▶ [Your task]
The reply must contain all of the records, unchanged.

▶ [Records supplied]
* * *

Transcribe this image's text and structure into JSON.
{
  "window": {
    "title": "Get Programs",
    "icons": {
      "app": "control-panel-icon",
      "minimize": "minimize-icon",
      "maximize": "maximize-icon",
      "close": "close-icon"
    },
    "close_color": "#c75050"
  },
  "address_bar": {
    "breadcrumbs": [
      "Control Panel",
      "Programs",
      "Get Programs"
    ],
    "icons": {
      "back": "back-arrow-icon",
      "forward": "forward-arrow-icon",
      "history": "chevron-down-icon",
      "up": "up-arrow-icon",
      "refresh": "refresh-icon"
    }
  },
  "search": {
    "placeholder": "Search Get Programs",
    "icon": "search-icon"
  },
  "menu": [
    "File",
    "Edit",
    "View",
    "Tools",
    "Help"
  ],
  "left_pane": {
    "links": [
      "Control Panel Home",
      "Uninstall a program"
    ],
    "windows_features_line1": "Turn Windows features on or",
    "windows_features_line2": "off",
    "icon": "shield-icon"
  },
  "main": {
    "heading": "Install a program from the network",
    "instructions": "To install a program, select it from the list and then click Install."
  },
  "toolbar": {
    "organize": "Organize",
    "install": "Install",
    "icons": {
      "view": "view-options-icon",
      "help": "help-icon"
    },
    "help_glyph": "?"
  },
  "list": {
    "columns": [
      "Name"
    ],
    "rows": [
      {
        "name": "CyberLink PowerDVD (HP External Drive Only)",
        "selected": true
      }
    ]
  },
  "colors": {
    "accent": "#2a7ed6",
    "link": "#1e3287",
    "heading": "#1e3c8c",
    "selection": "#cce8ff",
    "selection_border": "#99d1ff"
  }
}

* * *

▶ [Solution to this task]
Transcribe this image's text and structure into JSON.
{
  "window": {
    "title": "Get Programs",
    "icons": {
      "app": "control-panel-icon",
      "minimize": "minimize-icon",
      "maximize": "maximize-icon",
      "close": "close-icon"
    },
    "close_color": "#c75050"
  },
  "address_bar": {
    "breadcrumbs": [
      "Control Panel",
      "Programs",
      "Get Programs"
    ],
    "icons": {
      "back": "back-arrow-icon",
      "forward": "forward-arrow-icon",
      "history": "chevron-down-icon",
      "up": "up-arrow-icon",
      "refresh": "refresh-icon"
    }
  },
  "search": {
    "placeholder": "Search Get Programs",
    "icon": "search-icon"
  },
  "menu": [
    "File",
    "Edit",
    "View",
    "Tools",
    "Help"
  ],
  "left_pane": {
    "links": [
      "Control Panel Home",
      "Uninstall a program"
    ],
    "windows_features_line1": "Turn Windows features on or",
    "windows_features_line2": "off",
    "icon": "shield-icon"
  },
  "main": {
    "heading": "Install a program from the network",
    "instructions": "To install a program, select it from the list and then click Install."
  },
  "toolbar": {
    "organize": "Organize",
    "install": "Install",
    "icons": {
      "view": "view-options-icon",
      "help": "help-icon"
    },
    "help_glyph": "?"
  },
  "list": {
    "columns": [
      "Name"
    ],
    "rows": [
      {
        "name": "CyberLink PowerDVD (HP External Drive Only)",
        "selected": true
      }
    ]
  },
  "colors": {
    "accent": "#2a7ed6",
    "link": "#1e3287",
    "heading": "#1e3c8c",
    "selection": "#cce8ff",
    "selection_border": "#99d1ff"
  }
}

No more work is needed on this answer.